§ **TASK TO COMPLETE**:
Your task is to output all the records below, word for word.
** Opening EXTRACTED MATERIAL block **
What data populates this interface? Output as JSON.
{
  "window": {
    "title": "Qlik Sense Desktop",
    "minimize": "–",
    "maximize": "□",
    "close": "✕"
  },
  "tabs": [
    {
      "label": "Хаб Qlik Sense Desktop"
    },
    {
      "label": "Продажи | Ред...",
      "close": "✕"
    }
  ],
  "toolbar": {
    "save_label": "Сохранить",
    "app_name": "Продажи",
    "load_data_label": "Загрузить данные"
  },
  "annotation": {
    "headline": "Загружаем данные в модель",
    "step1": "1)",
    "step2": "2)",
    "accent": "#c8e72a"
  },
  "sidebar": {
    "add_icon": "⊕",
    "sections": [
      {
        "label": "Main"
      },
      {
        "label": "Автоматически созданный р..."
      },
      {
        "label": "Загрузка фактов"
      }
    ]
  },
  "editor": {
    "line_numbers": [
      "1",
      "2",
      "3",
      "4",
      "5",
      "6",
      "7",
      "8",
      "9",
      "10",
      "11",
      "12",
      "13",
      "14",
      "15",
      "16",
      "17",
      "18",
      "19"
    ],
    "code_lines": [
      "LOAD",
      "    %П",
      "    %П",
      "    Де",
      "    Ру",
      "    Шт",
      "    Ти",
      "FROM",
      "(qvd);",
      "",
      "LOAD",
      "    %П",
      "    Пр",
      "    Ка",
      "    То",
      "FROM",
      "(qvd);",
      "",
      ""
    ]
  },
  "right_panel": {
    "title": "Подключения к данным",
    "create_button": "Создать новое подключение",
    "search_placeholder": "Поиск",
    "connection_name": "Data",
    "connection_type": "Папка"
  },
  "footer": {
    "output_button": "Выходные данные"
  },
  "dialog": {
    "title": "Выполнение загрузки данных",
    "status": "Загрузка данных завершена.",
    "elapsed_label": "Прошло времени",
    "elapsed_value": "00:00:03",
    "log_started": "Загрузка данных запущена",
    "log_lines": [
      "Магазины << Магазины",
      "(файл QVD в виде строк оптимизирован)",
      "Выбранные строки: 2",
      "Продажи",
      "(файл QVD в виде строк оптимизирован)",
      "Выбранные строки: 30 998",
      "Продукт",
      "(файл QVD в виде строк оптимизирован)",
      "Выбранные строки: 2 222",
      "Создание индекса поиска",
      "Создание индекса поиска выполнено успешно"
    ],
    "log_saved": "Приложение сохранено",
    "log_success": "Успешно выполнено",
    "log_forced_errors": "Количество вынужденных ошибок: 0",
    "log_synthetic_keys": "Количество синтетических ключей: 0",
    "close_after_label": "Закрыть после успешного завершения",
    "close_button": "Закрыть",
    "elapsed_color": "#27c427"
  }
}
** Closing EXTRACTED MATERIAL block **
§ **RESULT FOR THIS TASK**:
What data populates this interface? Output as JSON.
{
  "window": {
    "title": "Qlik Sense Desktop",
    "minimize": "–",
    "maximize": "□",
    "close": "✕"
  },
  "tabs": [
    {
      "label": "Хаб Qlik Sense Desktop"
    },
    {
      "label": "Продажи | Ред...",
      "close": "✕"
    }
  ],
  "toolbar": {
    "save_label": "Сохранить",
    "app_name": "Продажи",
    "load_data_label": "Загрузить данные"
  },
  "annotation": {
    "headline": "Загружаем данные в модель",
    "step1": "1)",
    "step2": "2)",
    "accent": "#c8e72a"
  },
  "sidebar": {
    "add_icon": "⊕",
    "sections": [
      {
        "label": "Main"
      },
      {
        "label": "Автоматически созданный р..."
      },
      {
        "label": "Загрузка фактов"
      }
    ]
  },
  "editor": {
    "line_numbers": [
      "1",
      "2",
      "3",
      "4",
      "5",
      "6",
      "7",
      "8",
      "9",
      "10",
      "11",
      "12",
      "13",
      "14",
      "15",
      "16",
      "17",
      "18",
      "19"
    ],
    "code_lines": [
      "LOAD",
      "    %П",
      "    %П",
      "    Де",
      "    Ру",
      "    Шт",
      "    Ти",
      "FROM",
      "(qvd);",
      "",
      "LOAD",
      "    %П",
      "    Пр",
      "    Ка",
      "    То",
      "FROM",
      "(qvd);",
      "",
      ""
    ]
  },
  "right_panel": {
    "title": "Подключения к данным",
    "create_button": "Создать новое подключение",
    "search_placeholder": "Поиск",
    "connection_name": "Data",
    "connection_type": "Папка"
  },
  "footer": {
    "output_button": "Выходные данные"
  },
  "dialog": {
    "title": "Выполнение загрузки данных",
    "status": "Загрузка данных завершена.",
    "elapsed_label": "Прошло времени",
    "elapsed_value": "00:00:03",
    "log_started": "Загрузка данных запущена",
    "log_lines": [
      "Магазины << Магазины",
      "(файл QVD в виде строк оптимизирован)",
      "Выбранные строки: 2",
      "Продажи",
      "(файл QVD в виде строк оптимизирован)",
      "Выбранные строки: 30 998",
      "Продукт",
      "(файл QVD в виде строк оптимизирован)",
      "Выбранные строки: 2 222",
      "Создание индекса поиска",
      "Создание индекса поиска выполнено успешно"
    ],
    "log_saved": "Приложение сохранено",
    "log_success": "Успешно выполнено",
    "log_forced_errors": "Количество вынужденных ошибок: 0",
    "log_synthetic_keys": "Количество синтетических ключей: 0",
    "close_after_label": "Закрыть после успешного завершения",
    "close_button": "Закрыть",
    "elapsed_color": "#27c427"
  }
}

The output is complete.